Result 2. is equivalent to the statement that every Artin ring contains a prime ideal. To see this, note simply that given a non-nilpotent element $f$ in a ring $A$, there is a prime ideal of A not containing $f$ if and only if $A_f$ has a prime ideal. According to this answer, the fact that every commutative ring has a prime ideal is equivalent in ZF to the Boolean prime ideal theorem, so at least full choice is not necessary. Can this be weakened for Artin rings? Alternatively, is there another proof that Artin $\Rightarrow$ Noetherian that uses a weaker form of the axiom of choice (or no form of it)? Thank you.


1 Answer 1


Suppose $A$ is a nonzero artinian ring. Then the collection of all nonzero (possibly improper) ideals of $A$ has a minimal element, say $I\subseteq A$. Then $I$ has no nonzero proper submodules, and so is a simple $A$-module. In particular, it must be cyclic (generated by any nonzero element) and the kernel of a surjection $A\to I$ will be a maximal ideal of $A$.

(Assuming "artinian" means "every nonempty collection of ideals has a minimal element", this does not use Choice. Assuming "artinian" means "every descending sequence of ideals stabilizes", it uses only Dependent Choice.)

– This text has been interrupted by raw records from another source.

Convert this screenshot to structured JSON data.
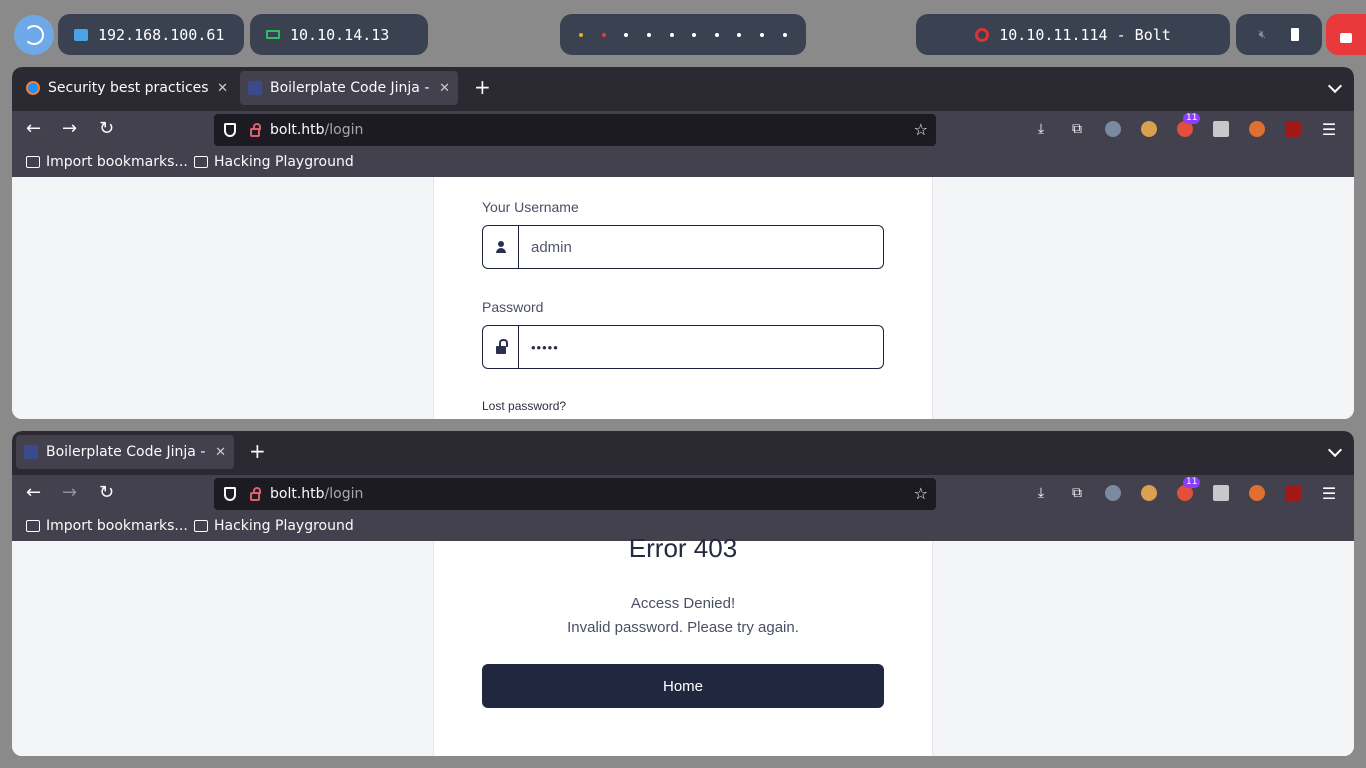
{
  "panel": {
    "local_ip": "192.168.100.61",
    "vpn_ip": "10.10.14.13",
    "target": "10.10.11.114 - Bolt",
    "workspaces": [
      "y",
      "r",
      "w",
      "w",
      "w",
      "w",
      "w",
      "w",
      "w",
      "w"
    ]
  },
  "colors": {
    "accent": "#6fa8e8",
    "lock": "#e83a3a",
    "button": "#20273f"
  },
  "window_top": {
    "tabs": [
      {
        "title": "Security best practices | ",
        "favicon": "firefox-icon",
        "active": false
      },
      {
        "title": "Boilerplate Code Jinja - S",
        "favicon": "boilerplate-icon",
        "active": true
      }
    ],
    "url_host": "bolt.htb",
    "url_path": "/login",
    "bookmarks": [
      "Import bookmarks...",
      "Hacking Playground"
    ],
    "form": {
      "username_label": "Your Username",
      "username_value": "admin",
      "password_label": "Password",
      "password_value": "•••••",
      "lost_password": "Lost password?"
    }
  },
  "window_bottom": {
    "tabs": [
      {
        "title": "Boilerplate Code Jinja - E",
        "favicon": "boilerplate-icon",
        "active": true
      }
    ],
    "url_host": "bolt.htb",
    "url_path": "/login",
    "bookmarks": [
      "Import bookmarks...",
      "Hacking Playground"
    ],
    "error": {
      "title": "Error 403",
      "line1": "Access Denied!",
      "line2": "Invalid password. Please try again.",
      "home_button": "Home"
    }
  },
  "toolbar": {
    "extension_badge": "11",
    "icons": [
      "downloads-icon",
      "extensions-icon",
      "spy-glasses-icon",
      "cookie-icon",
      "badge-extension-icon",
      "shield-ext-icon",
      "wappalyzer-icon",
      "ublock-icon",
      "hamburger-menu-icon"
    ]
  }
}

  • $\begingroup$ Thanks, that's great! Slightly more explicitly, given a minimal $I$ as you suggest, $Ann(I)$ is a maximal ideal of A. That's much simpler than I had expected. $\endgroup$
    – SeanC
    Apr 16, 2017 at 0:34

Your Answer

By clicking “Post Your Answer”, you agree to our terms of service and acknowledge you have read our privacy policy.

Not the answer you're looking for? Browse other questions tagged or ask your own question.